Historic halls prepare to receive new amenities

by Jake Weyer

When renovations of two buildings are done in fall 2006, officials hope the University will have a new admissions office, language lab, writing center and home for two academic departments.

In 2004, Nicholson and Jones halls will be emptied for major renovation. Work on Jones Hall is scheduled to begin in spring or summer, and the Nicholson Hall renovation will begin in February or March.

The renovations will cost $32 million. They represent the University’s increased interest in renovation projects throughout the Twin Cities, Morris, Crookston and Duluth campuses. In recent years, University capital requests for renovation projects have surpassed requests for new construction. Seventy-three percent of the money the University plans to request from the state through 2008 will go toward the renewal of existing campus buildings, and 27 percent will go toward new buildings.

Nicholson and Jones halls are both registered historic buildings, and while planners want to bring them up to date, they say the buildings will not lose their historic look and feel.

Kathleen O’Brien, vice president for University Services, said the University owns 24 million square feet of building property across the state – 20 million of which is on the Twin Cities campus. Of about 240 buildings on the Twin Cities campus, more than 100 are more than 50 years old.

O’Brien said University renovations have increased because of the need to upgrade classrooms, facilities and furnishings to strengthen student experiences and meet rising health, safety and technology standards.

“Students spend most of their time in the classroom,” O’Brien said. “Our needs are defined by the needs of our academic programs.”

Nicholson Hall currently houses classrooms and offices. The University plans to make the building a home for the College of Liberal Arts writing center and the departments of cultural studies and comparative literature, and classical and Near Eastern studies, said Robert McMaster, CLA associate dean for planning.

Two sections of Nicholson Hall, added after the original building was constructed, might be demolished, McMaster said.

Nicholson Hall was constructed in 1890, with additions in the 1920s and 1940s. The building was originally built as the chemistry building, but it later served as the men’s union.

During World War II, Nicholson Hall was called the USS Minnesota because it was commissioned by the government as a training ground for electricians’ mates, senior architect James Litsheim said. The men were housed and fed in the building.

Much of Jones Hall is currently unused, McMaster said, but the College of Architecture and Landscape Architecture occupies some of the space. The University plans to turn the second floor of the building into the new admissions office. The office is currently in Williamson Hall.
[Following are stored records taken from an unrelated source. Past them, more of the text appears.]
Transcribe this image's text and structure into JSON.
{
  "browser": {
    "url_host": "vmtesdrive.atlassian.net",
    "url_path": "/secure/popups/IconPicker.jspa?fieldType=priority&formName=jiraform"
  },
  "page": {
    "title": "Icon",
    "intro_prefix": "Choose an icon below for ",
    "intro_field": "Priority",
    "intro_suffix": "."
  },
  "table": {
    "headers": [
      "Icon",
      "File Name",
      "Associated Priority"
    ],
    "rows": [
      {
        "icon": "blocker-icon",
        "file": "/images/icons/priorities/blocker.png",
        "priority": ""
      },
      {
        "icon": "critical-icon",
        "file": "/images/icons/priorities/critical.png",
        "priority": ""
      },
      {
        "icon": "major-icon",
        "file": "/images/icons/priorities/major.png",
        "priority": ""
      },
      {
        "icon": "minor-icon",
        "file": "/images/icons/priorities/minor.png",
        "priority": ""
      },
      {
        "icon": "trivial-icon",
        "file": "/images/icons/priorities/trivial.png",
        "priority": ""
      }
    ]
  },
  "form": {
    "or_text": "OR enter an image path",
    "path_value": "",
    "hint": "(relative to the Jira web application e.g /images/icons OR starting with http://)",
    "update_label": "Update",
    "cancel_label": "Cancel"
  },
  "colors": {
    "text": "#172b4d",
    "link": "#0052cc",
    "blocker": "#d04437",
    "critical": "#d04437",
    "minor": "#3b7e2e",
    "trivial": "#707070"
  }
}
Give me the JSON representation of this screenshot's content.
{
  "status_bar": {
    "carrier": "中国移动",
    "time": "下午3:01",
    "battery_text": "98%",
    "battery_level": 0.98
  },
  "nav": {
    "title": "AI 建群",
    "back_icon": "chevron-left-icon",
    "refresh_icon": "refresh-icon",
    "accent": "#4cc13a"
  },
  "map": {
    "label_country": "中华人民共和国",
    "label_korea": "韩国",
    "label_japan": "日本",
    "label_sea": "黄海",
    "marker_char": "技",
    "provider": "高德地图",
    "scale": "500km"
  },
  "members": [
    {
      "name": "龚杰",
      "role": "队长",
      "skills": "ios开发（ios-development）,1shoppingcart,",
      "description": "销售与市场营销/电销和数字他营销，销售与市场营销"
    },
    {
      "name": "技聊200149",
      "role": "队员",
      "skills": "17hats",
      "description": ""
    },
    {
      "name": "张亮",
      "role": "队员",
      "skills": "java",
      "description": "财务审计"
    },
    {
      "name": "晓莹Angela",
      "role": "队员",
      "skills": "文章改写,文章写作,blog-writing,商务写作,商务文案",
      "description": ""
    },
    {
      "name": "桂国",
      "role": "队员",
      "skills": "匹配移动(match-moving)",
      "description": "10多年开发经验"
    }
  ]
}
Jones Hall will also house the University’s language lab, which presently resides in Folwell Hall.

Jones Hall was constructed as the physics building in 1901.

Nicholson Hall, Jones Hall and other nearby buildings were added to the National Register of Historic Places in 1984, Litsheim said. Buildings are added to the register based on criteria such as whether anything important happened in the building, whether a master architect designed the building, or the building’s age.

Kolthoff Hall, which is about 30 years old, is also scheduled for renovation, and construction in the area is already taking place.

Though their historic appearances will be maintained, both Nicholson and Jones halls will receive new air-conditioning and heating systems, and other up-to-date furnishings. Jones Hall will receive an elevator and a new staircase to comply with safety standards, said John Grundtner, director of the Department of Capital Planning and Project Management.

– Patricia Drey contributed to this report.